• WHAT YOU NEED TO DO: Go through the lines of the material and count the ones with the word "doit". Give that count alone.

• DATA TO PROCESS:
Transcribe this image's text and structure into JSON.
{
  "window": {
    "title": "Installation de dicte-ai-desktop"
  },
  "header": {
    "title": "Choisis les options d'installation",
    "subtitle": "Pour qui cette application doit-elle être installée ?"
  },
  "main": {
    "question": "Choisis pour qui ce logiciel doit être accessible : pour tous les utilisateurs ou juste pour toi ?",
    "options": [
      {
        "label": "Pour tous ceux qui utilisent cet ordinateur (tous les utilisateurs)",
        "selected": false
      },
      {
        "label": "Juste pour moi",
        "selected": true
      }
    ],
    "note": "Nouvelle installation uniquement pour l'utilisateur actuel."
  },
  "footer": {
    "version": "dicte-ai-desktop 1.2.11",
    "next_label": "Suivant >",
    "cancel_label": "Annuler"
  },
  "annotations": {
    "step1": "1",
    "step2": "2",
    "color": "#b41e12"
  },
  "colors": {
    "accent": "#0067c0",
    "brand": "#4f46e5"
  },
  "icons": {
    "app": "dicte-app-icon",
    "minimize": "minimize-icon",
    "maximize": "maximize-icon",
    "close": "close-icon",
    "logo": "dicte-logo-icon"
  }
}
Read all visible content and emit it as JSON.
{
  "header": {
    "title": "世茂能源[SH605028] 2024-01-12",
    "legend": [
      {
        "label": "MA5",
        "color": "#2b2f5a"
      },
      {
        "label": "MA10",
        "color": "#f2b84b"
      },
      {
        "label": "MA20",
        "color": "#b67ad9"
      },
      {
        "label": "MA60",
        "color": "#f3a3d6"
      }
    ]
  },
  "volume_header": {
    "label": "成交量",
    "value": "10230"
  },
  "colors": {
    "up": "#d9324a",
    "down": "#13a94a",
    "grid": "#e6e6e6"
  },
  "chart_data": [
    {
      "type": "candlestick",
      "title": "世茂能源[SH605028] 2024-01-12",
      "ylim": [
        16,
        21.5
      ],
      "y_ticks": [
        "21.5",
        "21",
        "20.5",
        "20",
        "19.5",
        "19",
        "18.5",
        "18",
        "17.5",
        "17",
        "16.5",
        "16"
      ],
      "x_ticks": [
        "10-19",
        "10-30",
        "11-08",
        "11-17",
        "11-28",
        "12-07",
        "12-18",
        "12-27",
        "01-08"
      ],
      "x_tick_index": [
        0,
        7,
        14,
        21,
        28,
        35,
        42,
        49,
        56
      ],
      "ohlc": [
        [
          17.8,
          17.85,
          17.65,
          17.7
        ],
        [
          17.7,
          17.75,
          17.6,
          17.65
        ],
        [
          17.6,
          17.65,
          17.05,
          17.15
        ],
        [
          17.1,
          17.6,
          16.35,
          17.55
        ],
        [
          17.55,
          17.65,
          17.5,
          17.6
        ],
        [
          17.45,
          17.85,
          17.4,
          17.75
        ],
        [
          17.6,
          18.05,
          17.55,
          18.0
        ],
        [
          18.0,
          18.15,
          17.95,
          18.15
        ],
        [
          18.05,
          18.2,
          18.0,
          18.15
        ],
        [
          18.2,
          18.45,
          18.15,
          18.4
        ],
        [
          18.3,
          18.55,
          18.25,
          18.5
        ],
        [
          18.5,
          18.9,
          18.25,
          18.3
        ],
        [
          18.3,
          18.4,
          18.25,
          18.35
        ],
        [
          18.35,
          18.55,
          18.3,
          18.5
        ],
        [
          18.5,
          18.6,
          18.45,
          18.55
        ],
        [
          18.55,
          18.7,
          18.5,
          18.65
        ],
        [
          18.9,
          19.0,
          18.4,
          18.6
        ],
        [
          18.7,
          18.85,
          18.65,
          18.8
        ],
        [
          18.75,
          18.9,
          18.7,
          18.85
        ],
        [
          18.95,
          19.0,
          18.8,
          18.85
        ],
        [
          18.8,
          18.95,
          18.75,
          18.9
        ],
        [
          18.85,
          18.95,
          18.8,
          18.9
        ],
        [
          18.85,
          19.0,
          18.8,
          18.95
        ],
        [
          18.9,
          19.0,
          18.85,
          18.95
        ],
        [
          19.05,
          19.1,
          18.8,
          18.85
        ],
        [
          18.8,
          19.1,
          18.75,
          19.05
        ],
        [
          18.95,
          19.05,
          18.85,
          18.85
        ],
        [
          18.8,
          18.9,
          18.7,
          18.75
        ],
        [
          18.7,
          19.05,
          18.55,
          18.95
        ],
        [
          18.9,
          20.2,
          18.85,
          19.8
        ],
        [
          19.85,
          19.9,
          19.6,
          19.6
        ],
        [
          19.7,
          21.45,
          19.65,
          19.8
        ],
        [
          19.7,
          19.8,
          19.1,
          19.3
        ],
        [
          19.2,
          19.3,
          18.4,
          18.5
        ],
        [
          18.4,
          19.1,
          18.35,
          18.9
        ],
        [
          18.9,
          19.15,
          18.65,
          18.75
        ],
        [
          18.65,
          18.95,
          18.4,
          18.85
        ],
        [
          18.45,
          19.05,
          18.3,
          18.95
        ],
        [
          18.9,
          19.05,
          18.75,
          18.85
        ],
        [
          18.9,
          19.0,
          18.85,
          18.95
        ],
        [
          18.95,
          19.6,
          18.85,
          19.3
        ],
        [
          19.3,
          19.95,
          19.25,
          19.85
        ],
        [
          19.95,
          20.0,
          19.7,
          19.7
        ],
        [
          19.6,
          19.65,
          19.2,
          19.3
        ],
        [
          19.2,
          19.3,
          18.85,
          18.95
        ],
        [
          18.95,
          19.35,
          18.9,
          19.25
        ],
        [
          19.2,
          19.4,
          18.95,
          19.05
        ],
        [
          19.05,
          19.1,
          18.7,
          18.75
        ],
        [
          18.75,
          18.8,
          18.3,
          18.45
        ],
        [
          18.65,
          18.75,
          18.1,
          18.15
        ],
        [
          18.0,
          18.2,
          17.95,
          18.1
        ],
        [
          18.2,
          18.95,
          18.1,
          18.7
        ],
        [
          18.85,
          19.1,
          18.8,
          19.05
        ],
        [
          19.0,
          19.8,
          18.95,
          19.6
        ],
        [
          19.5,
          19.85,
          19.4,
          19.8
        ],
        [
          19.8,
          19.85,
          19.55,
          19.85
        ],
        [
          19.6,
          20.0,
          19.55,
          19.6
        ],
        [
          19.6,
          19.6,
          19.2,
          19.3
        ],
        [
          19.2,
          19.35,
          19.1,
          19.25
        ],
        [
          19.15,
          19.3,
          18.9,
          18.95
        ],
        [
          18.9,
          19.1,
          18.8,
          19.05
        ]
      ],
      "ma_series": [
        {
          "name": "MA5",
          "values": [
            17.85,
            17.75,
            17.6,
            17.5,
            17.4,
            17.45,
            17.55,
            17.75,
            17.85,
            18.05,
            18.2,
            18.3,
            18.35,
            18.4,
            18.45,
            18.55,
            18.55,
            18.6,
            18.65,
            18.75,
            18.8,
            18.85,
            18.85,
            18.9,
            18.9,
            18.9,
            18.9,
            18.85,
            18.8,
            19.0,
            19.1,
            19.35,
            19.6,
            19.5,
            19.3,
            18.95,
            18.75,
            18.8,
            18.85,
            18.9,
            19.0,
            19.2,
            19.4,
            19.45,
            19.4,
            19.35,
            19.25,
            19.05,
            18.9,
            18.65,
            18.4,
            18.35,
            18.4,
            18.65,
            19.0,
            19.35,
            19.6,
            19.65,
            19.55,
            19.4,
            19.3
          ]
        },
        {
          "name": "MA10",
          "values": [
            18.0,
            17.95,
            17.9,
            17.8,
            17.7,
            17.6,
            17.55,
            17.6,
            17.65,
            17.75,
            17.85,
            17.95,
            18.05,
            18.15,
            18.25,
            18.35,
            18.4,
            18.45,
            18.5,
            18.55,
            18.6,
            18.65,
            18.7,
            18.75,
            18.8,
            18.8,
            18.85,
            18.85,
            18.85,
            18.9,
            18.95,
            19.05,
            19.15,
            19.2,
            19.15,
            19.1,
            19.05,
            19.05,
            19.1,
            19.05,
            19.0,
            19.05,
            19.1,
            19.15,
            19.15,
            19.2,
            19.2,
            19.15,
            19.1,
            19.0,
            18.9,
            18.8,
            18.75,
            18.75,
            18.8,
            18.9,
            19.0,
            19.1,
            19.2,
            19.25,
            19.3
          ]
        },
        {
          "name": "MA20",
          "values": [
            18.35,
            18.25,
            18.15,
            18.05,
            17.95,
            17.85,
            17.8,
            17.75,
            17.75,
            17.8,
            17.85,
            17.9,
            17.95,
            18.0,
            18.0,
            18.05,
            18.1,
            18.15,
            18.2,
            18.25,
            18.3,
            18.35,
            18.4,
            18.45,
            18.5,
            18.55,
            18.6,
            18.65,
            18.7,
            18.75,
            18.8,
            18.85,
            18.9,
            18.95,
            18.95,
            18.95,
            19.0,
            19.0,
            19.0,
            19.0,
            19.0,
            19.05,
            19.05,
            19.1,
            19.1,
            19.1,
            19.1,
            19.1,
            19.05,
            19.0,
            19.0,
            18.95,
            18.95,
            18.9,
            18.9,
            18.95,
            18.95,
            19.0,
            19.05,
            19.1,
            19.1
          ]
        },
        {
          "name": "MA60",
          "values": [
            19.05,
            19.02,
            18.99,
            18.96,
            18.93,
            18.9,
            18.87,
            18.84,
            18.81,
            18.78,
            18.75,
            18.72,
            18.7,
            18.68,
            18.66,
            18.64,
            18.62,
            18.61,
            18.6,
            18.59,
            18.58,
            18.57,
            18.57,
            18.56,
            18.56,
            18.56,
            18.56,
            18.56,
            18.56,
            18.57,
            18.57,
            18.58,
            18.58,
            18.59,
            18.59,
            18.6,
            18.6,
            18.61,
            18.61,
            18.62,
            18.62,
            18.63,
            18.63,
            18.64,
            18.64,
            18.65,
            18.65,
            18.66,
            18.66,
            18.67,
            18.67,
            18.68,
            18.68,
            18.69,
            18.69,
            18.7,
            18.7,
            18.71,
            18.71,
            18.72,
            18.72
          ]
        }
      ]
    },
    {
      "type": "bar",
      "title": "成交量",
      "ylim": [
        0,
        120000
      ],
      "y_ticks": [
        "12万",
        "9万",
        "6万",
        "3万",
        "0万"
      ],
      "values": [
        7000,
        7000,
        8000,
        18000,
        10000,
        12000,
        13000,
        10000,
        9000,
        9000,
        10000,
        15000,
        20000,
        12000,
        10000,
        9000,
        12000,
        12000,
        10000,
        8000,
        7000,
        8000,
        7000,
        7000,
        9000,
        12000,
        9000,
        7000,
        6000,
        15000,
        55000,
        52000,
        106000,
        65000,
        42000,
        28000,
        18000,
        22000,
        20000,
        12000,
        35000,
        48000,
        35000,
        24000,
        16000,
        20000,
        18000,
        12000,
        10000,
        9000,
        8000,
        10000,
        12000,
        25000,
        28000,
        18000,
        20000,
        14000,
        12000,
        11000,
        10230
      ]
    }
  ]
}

• RESULT OF THE TASK: 2